The buoyancy suit contains 19 strategically placed buoyancy pads, which keep a person’s head above water and activates core muscles to help correct running and jogging position in the water. Its lack of impact allows people to exercise safely – with no risk of injury – very early in recovery from surgery, illness or injury, and is fully CE certified to the highest European Safety Standards.
As well as also acting as an excellent learn to swim aid for children, the buoyancy suit is in its next stage of development, which will include sensors to retrieve physiological data about the patient’s recovery, monitoring exercise and fitness levels during exercise. The first suit with integrated sensors will be launched in 2018 at Real Madrid FC, and the National Children’s Clinic for Cerebral Palsy and Brain Paralysis in Spain.
Maker: Terence Nelson with manufacturer: Sensor City

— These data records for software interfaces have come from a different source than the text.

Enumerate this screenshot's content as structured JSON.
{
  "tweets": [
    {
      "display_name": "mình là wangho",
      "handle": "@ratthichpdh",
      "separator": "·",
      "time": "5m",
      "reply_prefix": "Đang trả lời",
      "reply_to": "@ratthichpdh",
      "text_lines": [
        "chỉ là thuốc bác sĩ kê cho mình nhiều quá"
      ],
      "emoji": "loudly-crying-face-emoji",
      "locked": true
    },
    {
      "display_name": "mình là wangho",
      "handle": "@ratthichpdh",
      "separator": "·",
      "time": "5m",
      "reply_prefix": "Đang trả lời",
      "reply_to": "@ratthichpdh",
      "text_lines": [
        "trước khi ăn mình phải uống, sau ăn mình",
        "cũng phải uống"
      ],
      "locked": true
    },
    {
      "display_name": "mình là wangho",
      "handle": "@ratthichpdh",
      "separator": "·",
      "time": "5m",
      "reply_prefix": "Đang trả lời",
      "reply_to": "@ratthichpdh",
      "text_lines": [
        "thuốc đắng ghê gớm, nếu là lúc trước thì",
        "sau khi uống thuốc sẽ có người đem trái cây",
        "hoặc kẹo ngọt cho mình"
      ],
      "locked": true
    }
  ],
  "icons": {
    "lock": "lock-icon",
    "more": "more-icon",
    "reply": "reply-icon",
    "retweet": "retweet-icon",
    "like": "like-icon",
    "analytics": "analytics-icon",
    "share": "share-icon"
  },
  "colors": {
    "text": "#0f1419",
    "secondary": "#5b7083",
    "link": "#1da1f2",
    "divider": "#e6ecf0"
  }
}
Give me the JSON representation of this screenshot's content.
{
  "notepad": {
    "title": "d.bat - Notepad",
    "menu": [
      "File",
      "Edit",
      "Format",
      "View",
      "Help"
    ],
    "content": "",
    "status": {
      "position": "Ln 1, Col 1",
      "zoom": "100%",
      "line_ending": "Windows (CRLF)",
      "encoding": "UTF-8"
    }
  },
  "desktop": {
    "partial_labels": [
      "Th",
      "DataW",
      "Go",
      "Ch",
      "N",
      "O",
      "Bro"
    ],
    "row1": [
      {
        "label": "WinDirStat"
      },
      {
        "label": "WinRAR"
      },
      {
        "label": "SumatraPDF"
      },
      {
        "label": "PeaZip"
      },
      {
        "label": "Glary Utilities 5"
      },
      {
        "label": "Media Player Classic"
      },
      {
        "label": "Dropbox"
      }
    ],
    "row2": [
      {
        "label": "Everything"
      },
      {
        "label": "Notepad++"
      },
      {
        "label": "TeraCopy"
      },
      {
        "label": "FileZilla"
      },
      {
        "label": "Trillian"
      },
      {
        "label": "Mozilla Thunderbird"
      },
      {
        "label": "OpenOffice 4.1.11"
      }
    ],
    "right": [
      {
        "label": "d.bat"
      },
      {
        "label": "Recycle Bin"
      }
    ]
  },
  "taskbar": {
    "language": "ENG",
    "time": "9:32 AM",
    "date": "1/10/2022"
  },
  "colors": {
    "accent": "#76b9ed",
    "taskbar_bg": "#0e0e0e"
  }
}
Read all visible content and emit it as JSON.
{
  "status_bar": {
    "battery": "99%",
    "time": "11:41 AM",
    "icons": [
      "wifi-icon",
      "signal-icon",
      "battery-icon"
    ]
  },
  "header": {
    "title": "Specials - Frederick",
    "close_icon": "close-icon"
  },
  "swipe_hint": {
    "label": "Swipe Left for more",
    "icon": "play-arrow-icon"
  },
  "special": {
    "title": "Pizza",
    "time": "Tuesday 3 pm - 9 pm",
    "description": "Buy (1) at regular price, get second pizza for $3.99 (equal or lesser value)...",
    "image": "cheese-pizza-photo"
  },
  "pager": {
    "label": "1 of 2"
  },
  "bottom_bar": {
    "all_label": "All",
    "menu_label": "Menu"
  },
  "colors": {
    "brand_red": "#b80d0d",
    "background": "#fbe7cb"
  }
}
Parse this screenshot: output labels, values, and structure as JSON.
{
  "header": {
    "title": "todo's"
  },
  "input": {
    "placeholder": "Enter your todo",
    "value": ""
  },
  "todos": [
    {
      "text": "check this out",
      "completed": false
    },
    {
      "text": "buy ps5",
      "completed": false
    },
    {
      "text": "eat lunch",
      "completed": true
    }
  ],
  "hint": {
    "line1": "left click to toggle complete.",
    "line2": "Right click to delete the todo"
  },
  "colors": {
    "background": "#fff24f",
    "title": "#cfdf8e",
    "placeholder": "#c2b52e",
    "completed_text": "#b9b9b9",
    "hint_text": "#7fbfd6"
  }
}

Temporary Custodians Platform
Temporary Custodians Platform is an interactive website, which will host an innovative and accessible public database of artworks – an important new cultural resource for the region. It will provide a platform for private collections, including the collections of a sample of small to medium sized collectors, plus ‘Temporary Custodians of Islington Mill’, a collectively owned artwork created by Maurice Carlin and currently held by 80 individuals.
This project aims to disrupt the current art market and collecting system, which limits notions of success for artists; concentrates wealth and opportunity in large urban international centres such as London, and excludes all but the wealthiest tiers of society. This project will prototype an alternative collaborative model, by bringing together the burgeoning collector community in the North West.
Maker: Res and manufacturer Origens Medialab
Origami Pulse will produce a unique range of origami paper, printed with original art work and crystalline forms of happiness-producing chemicals. Each sheet of Origami paper contains serotonin, oxytocin, dopamine and endorphins – meaning that people will literally be able to fold happiness.
It has been created to combat the current mental health challenges facing the UK, which cause over £26.1 billion of lost earnings every year in the UK. Origami Pulse paper, alongside a combination of workshops, a website, cards designed specifically for mental health and a library with quotes and inspirations, will revolutionise the communication of emotional states in modern society.
The fusion of the ancient art form of origami with modern manufacturing and communication processes, will result in bespoke workshops cards and kits, creating solutions for the mental health challenges experienced by one in four people in the UK.
Maker: Mobile Craft 4 U and manufacturer: Re-wrapped
The OpenMaker finalists are due to be announced later this month, and will collectively share a funding pot of more than €100,000.